Assignment:
For each line below that holds the word "title", make a copy.
··· The data ···
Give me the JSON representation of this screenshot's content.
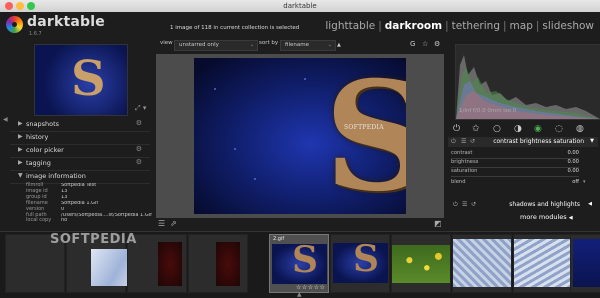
{
  "window": {
    "title": "darktable"
  },
  "logo": {
    "name": "darktable",
    "version": "1.6.7"
  },
  "header": {
    "collection_status": "1 image of 118 in current collection is selected",
    "views": [
      "lighttable",
      "darkroom",
      "tethering",
      "map",
      "slideshow"
    ],
    "active_view": "darkroom"
  },
  "toolbar": {
    "view_label": "view",
    "view_value": "unstarred only",
    "sort_label": "sort by",
    "sort_value": "filename",
    "sort_dir": "▲"
  },
  "left_panel": {
    "sections": [
      {
        "label": "snapshots"
      },
      {
        "label": "history"
      },
      {
        "label": "color picker"
      },
      {
        "label": "tagging"
      },
      {
        "label": "image information"
      }
    ],
    "image_information": [
      {
        "key": "filmroll",
        "value": "Softpedia Test"
      },
      {
        "key": "image id",
        "value": "13"
      },
      {
        "key": "group id",
        "value": "13"
      },
      {
        "key": "filename",
        "value": "Softpedia 1.Gif"
      },
      {
        "key": "version",
        "value": "0"
      },
      {
        "key": "full path",
        "value": "/Users/Softpedia....st/Softpedia 1.Gif"
      },
      {
        "key": "local copy",
        "value": "no"
      }
    ]
  },
  "image": {
    "brand_text": "SOFTPEDIA"
  },
  "histogram": {
    "readout": "1/inf f/0.0 0mm iso 0"
  },
  "module": {
    "title": "contrast brightness saturation",
    "sliders": [
      {
        "label": "contrast",
        "value": "0.00"
      },
      {
        "label": "brightness",
        "value": "0.00"
      },
      {
        "label": "saturation",
        "value": "0.00"
      }
    ],
    "blend_label": "blend",
    "blend_value": "off",
    "next_module": "shadows and highlights",
    "more_modules": "more modules"
  },
  "filmstrip": {
    "watermark": "SOFTPEDIA",
    "selected_label": "2.gif"
  },
  "colors": {
    "background": "#1d1d1d",
    "panel": "#2a2a2a",
    "accent_green": "#4caf50"
  }
}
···
Answer section:
    "title": "darktable"
    "title": "contrast brightness saturation",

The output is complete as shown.